A pair of exhibitions at Kavi Gupta gallery places the artist’s paintings and sculptures in dialogue with arrangements of objects from his personal collections.
CHICAGO — The tendency of Pop artists to collect objects makes perfect sense: their practice is rooted in absorbing and remixing the available culture. At Kavi Gupta gallery, a retrospective pairs Roger Brown: Estate Paintings, a selection of paintings and sculptures by the seminal Imagist artist, with Collecting came quite natural for me, a series of recreated assemblages of objects in Brown’s personal collections from his home in La Conchita, California. Brown was a voracious collector of outsider art and cultural ephemera, and the eclectic tableaux on the second floor at Kavi Gupta contain a great deal of information that bears directly on his playful and cartoony paintings on the first.
With recurring themes of political alliance and espionage, callouts of celebrity culture, and a motif of tall buildings populated by indistinct figures, Brown’s visual lexicon feels remarkably prescient of our current moment. Perhaps this is because, as a queer man living through the devastating 1980s AIDS crisis, Brown witnessed many of the failures and intentional cruelties of the systems of US governance that are only now being recognized by mainstream society. In this way, art made by artists who come from marginalized populations might be treated as a prognosticator for issues that will become central to society. It’s impossible to look at such late works by Brown as “The War We Won” (1991), with its quartet of grinning politicians, or the environmentally pointed “Landscape With Dollar Sign” (1991) and not see the hot-button issues of our era — to say nothing of the haunting echoes in his repeated images of burning or crumbling skyscrapers.
Looking through his collections, one wonders if Brown used the work of outsider artists to presage his own. One of his paintings, “Veronica’s Landscape” (1988), contains the easily identifiable visage of Jesus embedded in a farm-like grid of brown and green rows; it also mirrors very closely a concave portrait, “Jesus,” made by an unknown artist in slip-cast ceramic, glaze, and paint, that’s included within Brown’s “Jesus Table” arrangement upstairs. Arguably, many portraits of Jesus bear common characteristics, but equally possible is that Brown drew inspiration from or perceived a kinship with the work of makers who were left nameless and considered outside the world of “real” artists.

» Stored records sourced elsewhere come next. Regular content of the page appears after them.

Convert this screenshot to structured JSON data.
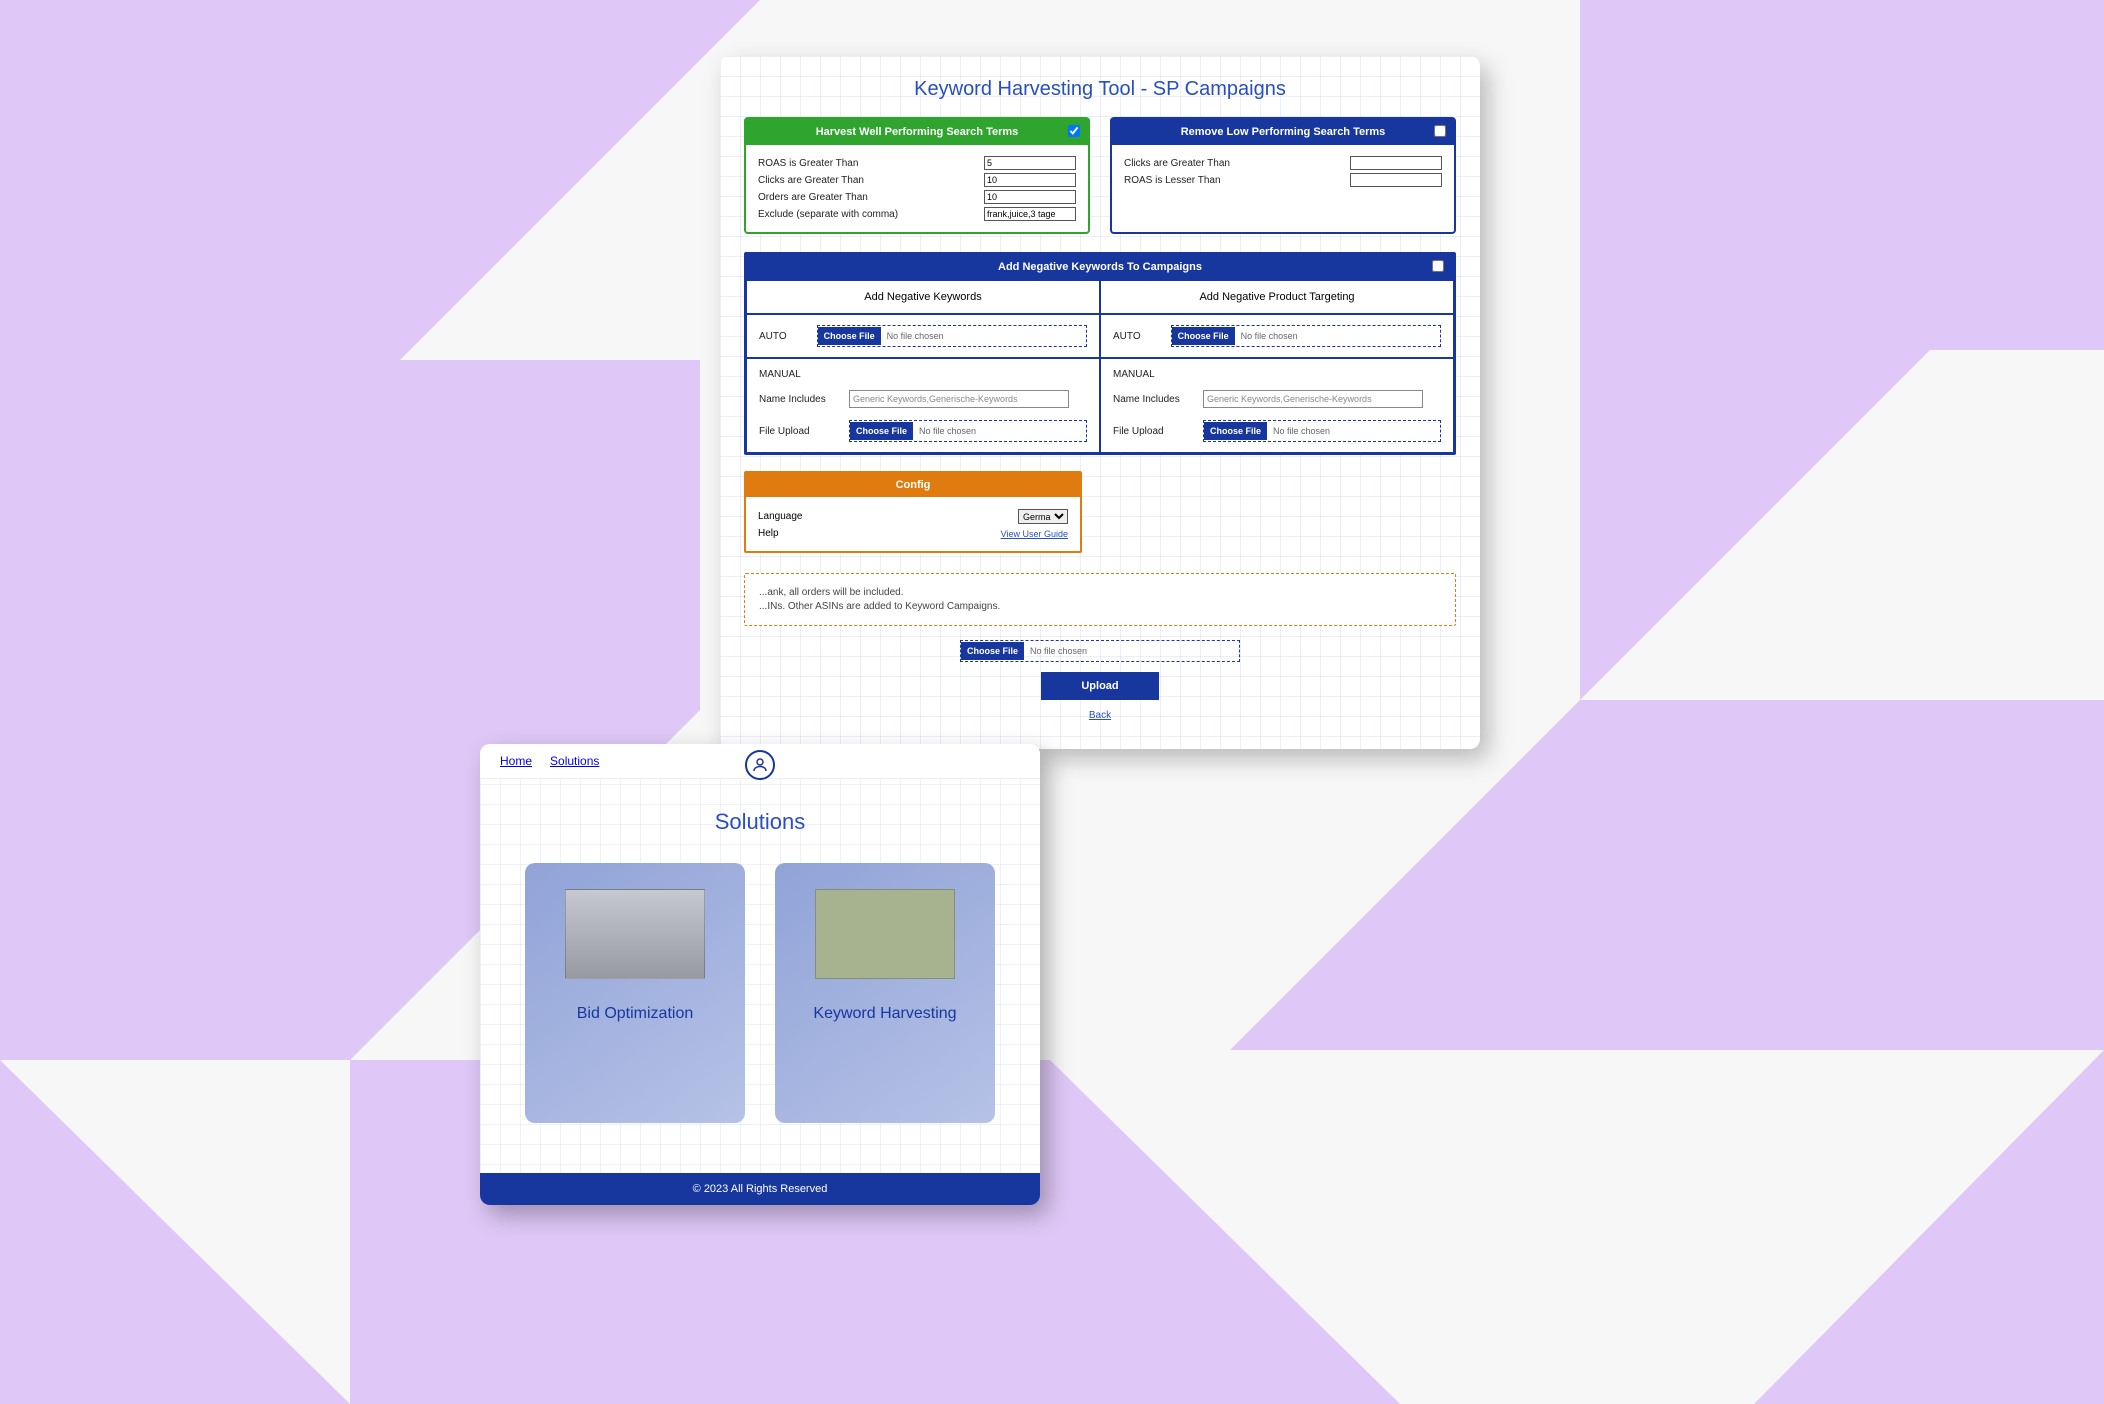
{
  "tool": {
    "title": "Keyword Harvesting Tool - SP Campaigns",
    "harvest": {
      "head": "Harvest Well Performing Search Terms",
      "roas_lbl": "ROAS is Greater Than",
      "roas_val": "5",
      "clicks_lbl": "Clicks are Greater Than",
      "clicks_val": "10",
      "orders_lbl": "Orders are Greater Than",
      "orders_val": "10",
      "exclude_lbl": "Exclude (separate with comma)",
      "exclude_val": "frank,juice,3 tage"
    },
    "remove": {
      "head": "Remove Low Performing Search Terms",
      "clicks_lbl": "Clicks are Greater Than",
      "roas_lbl": "ROAS is Lesser Than"
    },
    "neg": {
      "head": "Add Negative Keywords To Campaigns",
      "left_sub": "Add Negative Keywords",
      "right_sub": "Add Negative Product Targeting",
      "auto": "AUTO",
      "manual": "MANUAL",
      "name_includes": "Name Includes",
      "name_placeholder": "Generic Keywords,Generische-Keywords",
      "file_upload": "File Upload",
      "choose_file": "Choose File",
      "no_file": "No file chosen"
    },
    "config": {
      "head": "Config",
      "lang_lbl": "Language",
      "lang_val": "Germa",
      "help_lbl": "Help",
      "guide": "View User Guide"
    },
    "hints": {
      "l1": "...ank, all orders will be included.",
      "l2": "...INs. Other ASINs are added to Keyword Campaigns."
    },
    "upload_btn": "Upload",
    "back": "Back"
  },
  "solutions": {
    "nav_home": "Home",
    "nav_solutions": "Solutions",
    "title": "Solutions",
    "card1": "Bid Optimization",
    "card2": "Keyword Harvesting",
    "footer": "© 2023 All Rights Reserved"
  }
}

As someone who struggles with the schism between outsider and insider art, I found the tandem shows of Brown’s created and collected objects to be at once deeply validating and vaguely infuriating. An appreciation and understanding of art can of course be cultivated through dedicated practice and study, and Brown’s aesthetics are unimpeachable. His capacity to digest and deploy the visual languages of advertising, celebrity culture, and cartooning puts him in the company of a cohort including John Baldessari and Andy Warhol — a comparison made in detail in Kavi Gupta’s gallery guide.
But, like Warhol, Brown was awarded recognition and monetary compensation for identifying and uplifting commonplace objects as art, as though no one had previously made aesthetic choices about them. Warhol’s Brillo Boxes (Soap Pads) (1964) were designed by artist James Harvey. Brown’s “Rosa California” (1994) might be likened to or directly lifted from the “El Nopal” card, number 39 in the Lotería decks that can be purchased from any mercado (Lotería was invented in 15th-century Italy, and its original artist is unknown, as are the countless creators who’ve since executed their own variations). The repeating cloud forms and other background patterns and motifs in Brown’s work come from a lineage of ornamental and heritage arts, so often attributed to unnamed craftspeople.
Standing in the midst of Brown’s exhibitions, I couldn’t help but question the politics of who gets to be an artist and who’s considered the art world equivalent of a noble savage. Those unknown makers were not blindly groping through their choices; they relied on the same base components of intuition, inspiration, and learned knowledge that guide much creative output. There’s a longstanding bias toward recognizing that which consciously references and leverages the canon as art, without much acknowledgement that the canon has always been slow to accept anything that’s not Eurocentric and produced by men. It’s the art world equivalent of having an idea ignored and then stolen through reiteration by a male colleague at a meeting.
That Brown chose to surround himself with such a mix of objects, flattening the hierarchy between a “fine art” piece purchased at auction and one bought off a serape laid out by the roadside, suggests that he acknowledged them as belonging to the same whole. That he further flattened the usual distinctions by creating “collaborative” compositions — in which his own paintings serve as backgrounds for sets of found ceramics — implies that the question of artistic acceptance was central to his late practice. In this sense, his Virtual Still Life series (1995) might be seen as the ultimate synthesis of his work as a painter and as a collector. The exhibitions at Kavi Gupta offer not only a compelling survey of that work, but an opportunity for visitors to examine our own prejudices regarding artistic authorship.